Ryan pouted at Zach, so it was totally something like that. “This was, like, the one thing I got to put my finger down for! You took all the fun out of it.”

~

Zach’s version of events is pretty close to the real thing. Here’s a scene.

Ryan

When I fell into the water trough, the day was going great. Since most of my thoughts trended sarcastic, I should be clear. That wasn’t sarcasm, it was a true statement. Falling into barn animal water was excellent, because even as I heard the splash and my mouth flooded with gross water, I understood there were much worse things on this farm I could have fallen into.

Then some normal stuff happened. Like taking a shower to get clean. The owners of the farm had really fancy soap in their bathroom. My skin was so soft and smelled like daffodils! Not the manliest scent but a ton better than animal spit.

When putting on clothes after my shower, I ran into an unexpected obstacle… there weren’t any clothes where I was told there would be clothes. Then things got less normal and more terrible. I went to search for clothes, clad in only a towel, part of which was stuck in the bathroom door. I just didn’t know the last thing until I heard voices, the bathroom door wouldn’t open, and I ran to hide in the opposite direction of where the voices came from. During this, I lost the towel.

There was some panic, a lot of panic, and somehow I ended up outside. Who could say who was to blame for this development? I couldn’t say for certain it was my fault because I had no clue how I ended up here. It all happened so fast! The door I exited locked behind me. I planned to try a different door—

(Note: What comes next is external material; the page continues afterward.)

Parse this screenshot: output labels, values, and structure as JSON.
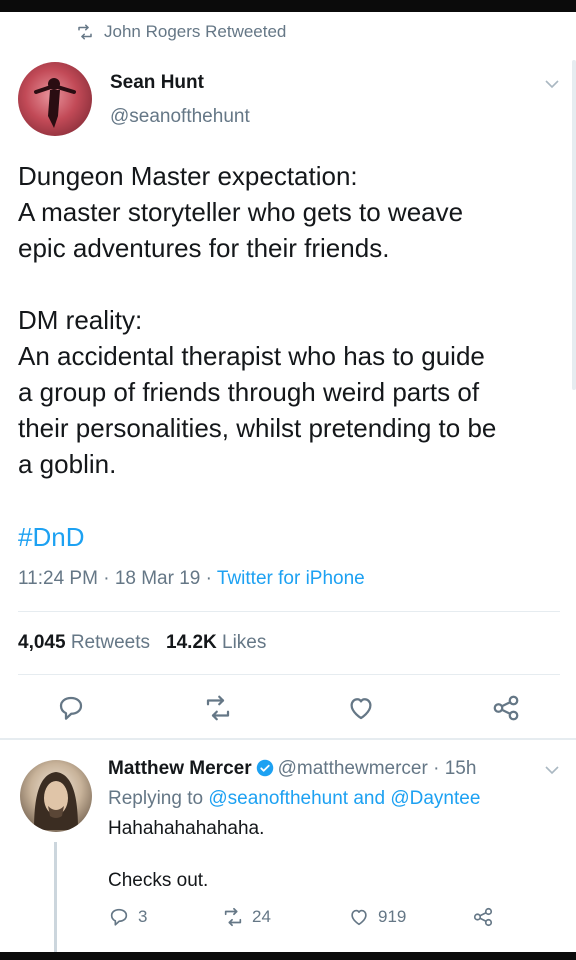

OH MY GOD. PEOPLE WERE COMING OUTSIDE. And then I was hiding in a barn.

~